Exercise materials:
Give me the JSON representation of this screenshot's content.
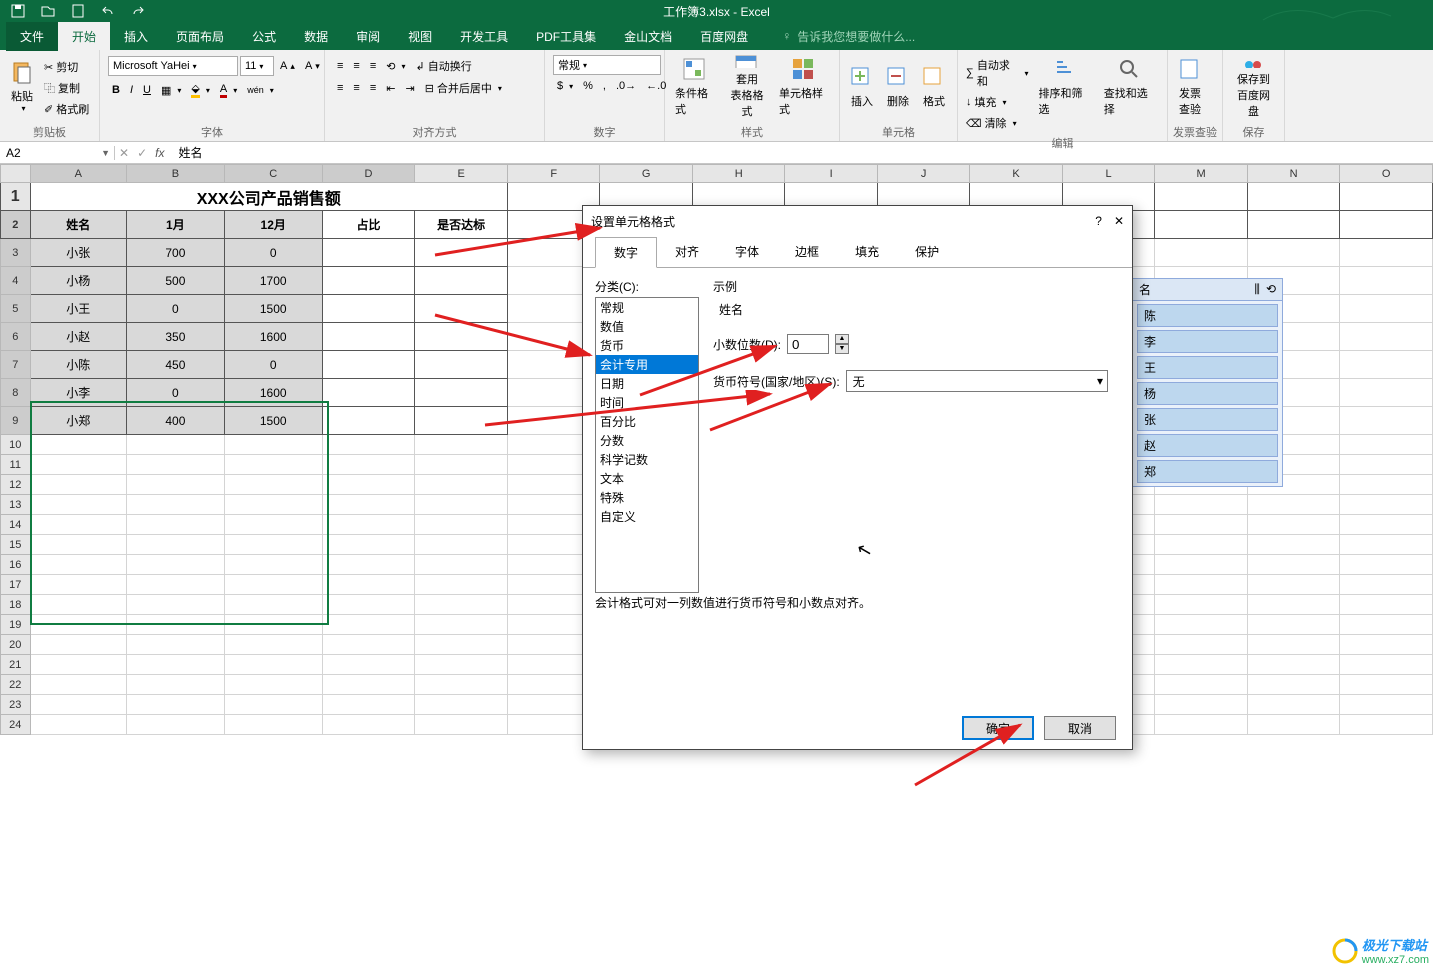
{
  "app": {
    "title": "工作簿3.xlsx - Excel"
  },
  "qat": [
    "save",
    "open",
    "new",
    "undo",
    "redo"
  ],
  "menu": {
    "file": "文件",
    "items": [
      "开始",
      "插入",
      "页面布局",
      "公式",
      "数据",
      "审阅",
      "视图",
      "开发工具",
      "PDF工具集",
      "金山文档",
      "百度网盘"
    ],
    "active": "开始",
    "tell_me": "告诉我您想要做什么..."
  },
  "ribbon": {
    "clipboard": {
      "label": "剪贴板",
      "paste": "粘贴",
      "cut": "剪切",
      "copy": "复制",
      "painter": "格式刷"
    },
    "font": {
      "label": "字体",
      "name": "Microsoft YaHei",
      "size": "11",
      "bold": "B",
      "italic": "I",
      "underline": "U"
    },
    "align": {
      "label": "对齐方式",
      "wrap": "自动换行",
      "merge": "合并后居中"
    },
    "number": {
      "label": "数字",
      "format": "常规"
    },
    "styles": {
      "label": "样式",
      "cond": "条件格式",
      "table": "套用\n表格格式",
      "cell": "单元格样式"
    },
    "cells": {
      "label": "单元格",
      "insert": "插入",
      "delete": "删除",
      "format": "格式"
    },
    "editing": {
      "label": "编辑",
      "sum": "自动求和",
      "fill": "填充",
      "clear": "清除",
      "sort": "排序和筛选",
      "find": "查找和选择"
    },
    "invoice": {
      "label": "发票查验",
      "btn": "发票\n查验"
    },
    "baidu": {
      "label": "保存",
      "btn": "保存到\n百度网盘"
    }
  },
  "formula": {
    "cell_ref": "A2",
    "value": "姓名"
  },
  "sheet": {
    "columns": [
      "",
      "A",
      "B",
      "C",
      "D",
      "E",
      "F",
      "G",
      "H",
      "I",
      "J",
      "K",
      "L",
      "M",
      "N",
      "O"
    ],
    "title": "XXX公司产品销售额",
    "headers": [
      "姓名",
      "1月",
      "12月",
      "占比",
      "是否达标"
    ],
    "rows": [
      [
        "小张",
        "700",
        "0",
        "",
        ""
      ],
      [
        "小杨",
        "500",
        "1700",
        "",
        ""
      ],
      [
        "小王",
        "0",
        "1500",
        "",
        ""
      ],
      [
        "小赵",
        "350",
        "1600",
        "",
        ""
      ],
      [
        "小陈",
        "450",
        "0",
        "",
        ""
      ],
      [
        "小李",
        "0",
        "1600",
        "",
        ""
      ],
      [
        "小郑",
        "400",
        "1500",
        "",
        ""
      ]
    ]
  },
  "dialog": {
    "title": "设置单元格格式",
    "tabs": [
      "数字",
      "对齐",
      "字体",
      "边框",
      "填充",
      "保护"
    ],
    "active_tab": "数字",
    "category_label": "分类(C):",
    "categories": [
      "常规",
      "数值",
      "货币",
      "会计专用",
      "日期",
      "时间",
      "百分比",
      "分数",
      "科学记数",
      "文本",
      "特殊",
      "自定义"
    ],
    "selected_category": "会计专用",
    "sample_label": "示例",
    "sample_value": "姓名",
    "decimal_label": "小数位数(D):",
    "decimal_value": "0",
    "currency_label": "货币符号(国家/地区)(S):",
    "currency_value": "无",
    "description": "会计格式可对一列数值进行货币符号和小数点对齐。",
    "ok": "确定",
    "cancel": "取消"
  },
  "filter": {
    "header": "名",
    "items": [
      "陈",
      "李",
      "王",
      "杨",
      "张",
      "赵",
      "郑"
    ]
  },
  "watermark": {
    "brand": "极光下载站",
    "url": "www.xz7.com"
  }
}
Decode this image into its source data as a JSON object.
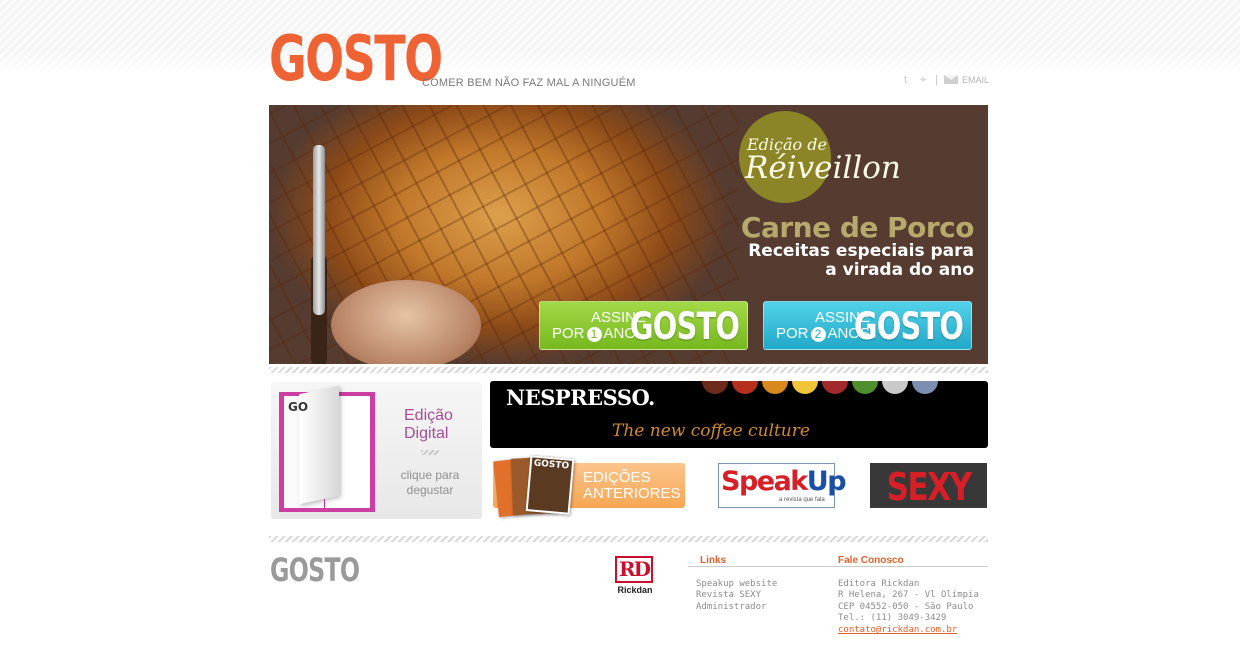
{
  "header": {
    "logo": "GOSTO",
    "tagline": "COMER BEM NÃO FAZ MAL A NINGUÉM",
    "social": {
      "email_label": "EMAIL"
    },
    "colors": {
      "brand": "#ee6234"
    }
  },
  "banner": {
    "edition_line1": "Edição de",
    "edition_line2": "Réiveillon",
    "title": "Carne de Porco",
    "subtitle_line1": "Receitas especiais para",
    "subtitle_line2": "a virada do ano",
    "buttons": [
      {
        "line1": "ASSINE",
        "line2_pre": "POR",
        "number": "1",
        "line2_post": "ANO",
        "brand": "GOSTO",
        "color": "#8cc63f"
      },
      {
        "line1": "ASSINE",
        "line2_pre": "POR",
        "number": "2",
        "line2_post": "ANOS",
        "brand": "GOSTO",
        "color": "#3bc0dd"
      }
    ]
  },
  "digital_edition": {
    "magazine_label": "GO",
    "title_line1": "Edição",
    "title_line2": "Digital",
    "cta_line1": "clique para",
    "cta_line2": "degustar"
  },
  "nespresso": {
    "logo": "NESPRESSO.",
    "slogan": "The new coffee culture"
  },
  "previous_editions": {
    "cover_label": "GOSTO",
    "label_line1": "EDIÇÕES",
    "label_line2": "ANTERIORES"
  },
  "speakup": {
    "logo_speak": "Speak",
    "logo_up": "Up",
    "sub": "a revista que fala"
  },
  "sexy": {
    "logo": "SEXY"
  },
  "footer": {
    "logo": "GOSTO",
    "publisher_logo_mark": "RD",
    "publisher_logo_name": "Rickdan",
    "links_heading": "Links",
    "links": [
      "Speakup website",
      "Revista SEXY",
      "Administrador"
    ],
    "contact_heading": "Fale Conosco",
    "contact": [
      "Editora Rickdan",
      "R Helena, 267 - Vl Olímpia",
      "CEP 04552-050 - São Paulo",
      "Tel.: (11) 3049-3429"
    ],
    "contact_email": "contato@rickdan.com.br"
  }
}
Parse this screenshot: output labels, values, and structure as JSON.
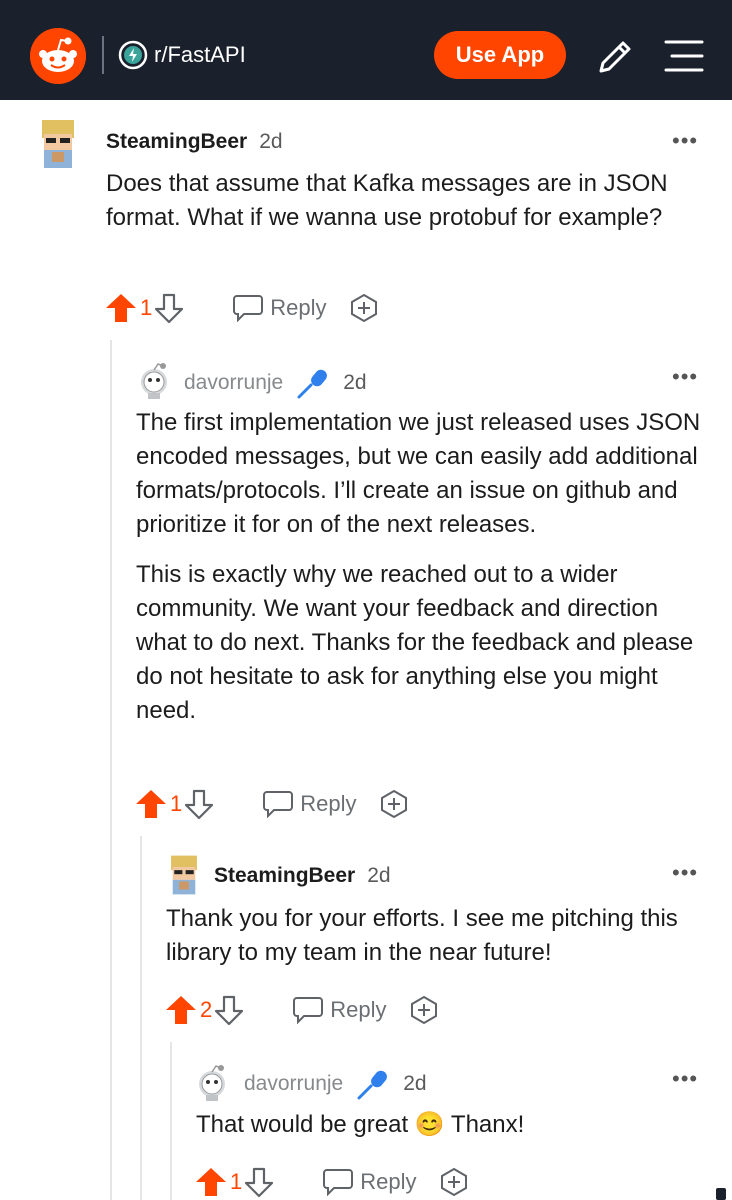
{
  "header": {
    "subreddit": "r/FastAPI",
    "use_app": "Use App",
    "brand_color": "#ff4500",
    "bar_color": "#1a202c"
  },
  "comments": [
    {
      "author": "SteamingBeer",
      "age": "2d",
      "paragraphs": [
        "Does that assume that Kafka messages are in JSON format. What if we wanna use protobuf for example?"
      ],
      "score": "1",
      "reply_label": "Reply",
      "more": "•••"
    },
    {
      "author": "davorrunje",
      "age": "2d",
      "paragraphs": [
        "The first implementation we just released uses JSON encoded messages, but we can easily add additional formats/protocols. I’ll create an issue on github and prioritize it for on of the next releases.",
        "This is exactly why we reached out to a wider community. We want your feedback and direction what to do next. Thanks for the feedback and please do not hesitate to ask for anything else you might need."
      ],
      "score": "1",
      "reply_label": "Reply",
      "more": "•••"
    },
    {
      "author": "SteamingBeer",
      "age": "2d",
      "paragraphs": [
        "Thank you for your efforts. I see me pitching this library to my team in the near future!"
      ],
      "score": "2",
      "reply_label": "Reply",
      "more": "•••"
    },
    {
      "author": "davorrunje",
      "age": "2d",
      "paragraphs": [
        "That would be great 😊 Thanx!"
      ],
      "score": "1",
      "reply_label": "Reply",
      "more": "•••"
    }
  ],
  "icons": {
    "logo": "reddit-logo-icon",
    "subreddit": "subreddit-bolt-icon",
    "edit": "pencil-icon",
    "menu": "hamburger-icon",
    "upvote": "upvote-arrow-icon",
    "downvote": "downvote-arrow-icon",
    "reply": "speech-bubble-icon",
    "award": "award-icon",
    "flair": "microphone-icon"
  }
}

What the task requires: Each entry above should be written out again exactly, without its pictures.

Answer to the problem:
Give me the JSON representation of this screenshot's content.
{
  "app": {
    "title": "工作簿3.xlsx - Excel"
  },
  "qat": [
    "save",
    "open",
    "new",
    "undo",
    "redo"
  ],
  "menu": {
    "file": "文件",
    "items": [
      "开始",
      "插入",
      "页面布局",
      "公式",
      "数据",
      "审阅",
      "视图",
      "开发工具",
      "PDF工具集",
      "金山文档",
      "百度网盘"
    ],
    "active": "开始",
    "tell_me": "告诉我您想要做什么..."
  },
  "ribbon": {
    "clipboard": {
      "label": "剪贴板",
      "paste": "粘贴",
      "cut": "剪切",
      "copy": "复制",
      "painter": "格式刷"
    },
    "font": {
      "label": "字体",
      "name": "Microsoft YaHei",
      "size": "11",
      "bold": "B",
      "italic": "I",
      "underline": "U"
    },
    "align": {
      "label": "对齐方式",
      "wrap": "自动换行",
      "merge": "合并后居中"
    },
    "number": {
      "label": "数字",
      "format": "常规"
    },
    "styles": {
      "label": "样式",
      "cond": "条件格式",
      "table": "套用\n表格格式",
      "cell": "单元格样式"
    },
    "cells": {
      "label": "单元格",
      "insert": "插入",
      "delete": "删除",
      "format": "格式"
    },
    "editing": {
      "label": "编辑",
      "sum": "自动求和",
      "fill": "填充",
      "clear": "清除",
      "sort": "排序和筛选",
      "find": "查找和选择"
    },
    "invoice": {
      "label": "发票查验",
      "btn": "发票\n查验"
    },
    "baidu": {
      "label": "保存",
      "btn": "保存到\n百度网盘"
    }
  },
  "formula": {
    "cell_ref": "A2",
    "value": "姓名"
  },
  "sheet": {
    "columns": [
      "",
      "A",
      "B",
      "C",
      "D",
      "E",
      "F",
      "G",
      "H",
      "I",
      "J",
      "K",
      "L",
      "M",
      "N",
      "O"
    ],
    "title": "XXX公司产品销售额",
    "headers": [
      "姓名",
      "1月",
      "12月",
      "占比",
      "是否达标"
    ],
    "rows": [
      [
        "小张",
        "700",
        "0",
        "",
        ""
      ],
      [
        "小杨",
        "500",
        "1700",
        "",
        ""
      ],
      [
        "小王",
        "0",
        "1500",
        "",
        ""
      ],
      [
        "小赵",
        "350",
        "1600",
        "",
        ""
      ],
      [
        "小陈",
        "450",
        "0",
        "",
        ""
      ],
      [
        "小李",
        "0",
        "1600",
        "",
        ""
      ],
      [
        "小郑",
        "400",
        "1500",
        "",
        ""
      ]
    ]
  },
  "dialog": {
    "title": "设置单元格格式",
    "tabs": [
      "数字",
      "对齐",
      "字体",
      "边框",
      "填充",
      "保护"
    ],
    "active_tab": "数字",
    "category_label": "分类(C):",
    "categories": [
      "常规",
      "数值",
      "货币",
      "会计专用",
      "日期",
      "时间",
      "百分比",
      "分数",
      "科学记数",
      "文本",
      "特殊",
      "自定义"
    ],
    "selected_category": "会计专用",
    "sample_label": "示例",
    "sample_value": "姓名",
    "decimal_label": "小数位数(D):",
    "decimal_value": "0",
    "currency_label": "货币符号(国家/地区)(S):",
    "currency_value": "无",
    "description": "会计格式可对一列数值进行货币符号和小数点对齐。",
    "ok": "确定",
    "cancel": "取消"
  },
  "filter": {
    "header": "名",
    "items": [
      "陈",
      "李",
      "王",
      "杨",
      "张",
      "赵",
      "郑"
    ]
  },
  "watermark": {
    "brand": "极光下载站",
    "url": "www.xz7.com"
  }
}
Decode this image into its source data as a JSON object.
{
  "header": {
    "logo": "GOSTO",
    "tagline": "COMER BEM NÃO FAZ MAL A NINGUÉM",
    "social": {
      "email_label": "EMAIL"
    },
    "colors": {
      "brand": "#ee6234"
    }
  },
  "banner": {
    "edition_line1": "Edição de",
    "edition_line2": "Réiveillon",
    "title": "Carne de Porco",
    "subtitle_line1": "Receitas especiais para",
    "subtitle_line2": "a virada do ano",
    "buttons": [
      {
        "line1": "ASSINE",
        "line2_pre": "POR",
        "number": "1",
        "line2_post": "ANO",
        "brand": "GOSTO",
        "color": "#8cc63f"
      },
      {
        "line1": "ASSINE",
        "line2_pre": "POR",
        "number": "2",
        "line2_post": "ANOS",
        "brand": "GOSTO",
        "color": "#3bc0dd"
      }
    ]
  },
  "digital_edition": {
    "magazine_label": "GO",
    "title_line1": "Edição",
    "title_line2": "Digital",
    "cta_line1": "clique para",
    "cta_line2": "degustar"
  },
  "nespresso": {
    "logo": "NESPRESSO.",
    "slogan": "The new coffee culture"
  },
  "previous_editions": {
    "cover_label": "GOSTO",
    "label_line1": "EDIÇÕES",
    "label_line2": "ANTERIORES"
  },
  "speakup": {
    "logo_speak": "Speak",
    "logo_up": "Up",
    "sub": "a revista que fala"
  },
  "sexy": {
    "logo": "SEXY"
  },
  "footer": {
    "logo": "GOSTO",
    "publisher_logo_mark": "RD",
    "publisher_logo_name": "Rickdan",
    "links_heading": "Links",
    "links": [
      "Speakup website",
      "Revista SEXY",
      "Administrador"
    ],
    "contact_heading": "Fale Conosco",
    "contact": [
      "Editora Rickdan",
      "R Helena, 267 - Vl Olímpia",
      "CEP 04552-050 - São Paulo",
      "Tel.: (11) 3049-3429"
    ],
    "contact_email": "contato@rickdan.com.br"
  }
}
Parse this screenshot: output labels, values, and structure as JSON.
{
  "header": {
    "subreddit": "r/FastAPI",
    "use_app": "Use App",
    "brand_color": "#ff4500",
    "bar_color": "#1a202c"
  },
  "comments": [
    {
      "author": "SteamingBeer",
      "age": "2d",
      "paragraphs": [
        "Does that assume that Kafka messages are in JSON format. What if we wanna use protobuf for example?"
      ],
      "score": "1",
      "reply_label": "Reply",
      "more": "•••"
    },
    {
      "author": "davorrunje",
      "age": "2d",
      "paragraphs": [
        "The first implementation we just released uses JSON encoded messages, but we can easily add additional formats/protocols. I’ll create an issue on github and prioritize it for on of the next releases.",
        "This is exactly why we reached out to a wider community. We want your feedback and direction what to do next. Thanks for the feedback and please do not hesitate to ask for anything else you might need."
      ],
      "score": "1",
      "reply_label": "Reply",
      "more": "•••"
    },
    {
      "author": "SteamingBeer",
      "age": "2d",
      "paragraphs": [
        "Thank you for your efforts. I see me pitching this library to my team in the near future!"
      ],
      "score": "2",
      "reply_label": "Reply",
      "more": "•••"
    },
    {
      "author": "davorrunje",
      "age": "2d",
      "paragraphs": [
        "That would be great 😊 Thanx!"
      ],
      "score": "1",
      "reply_label": "Reply",
      "more": "•••"
    }
  ],
  "icons": {
    "logo": "reddit-logo-icon",
    "subreddit": "subreddit-bolt-icon",
    "edit": "pencil-icon",
    "menu": "hamburger-icon",
    "upvote": "upvote-arrow-icon",
    "downvote": "downvote-arrow-icon",
    "reply": "speech-bubble-icon",
    "award": "award-icon",
    "flair": "microphone-icon"
  }
}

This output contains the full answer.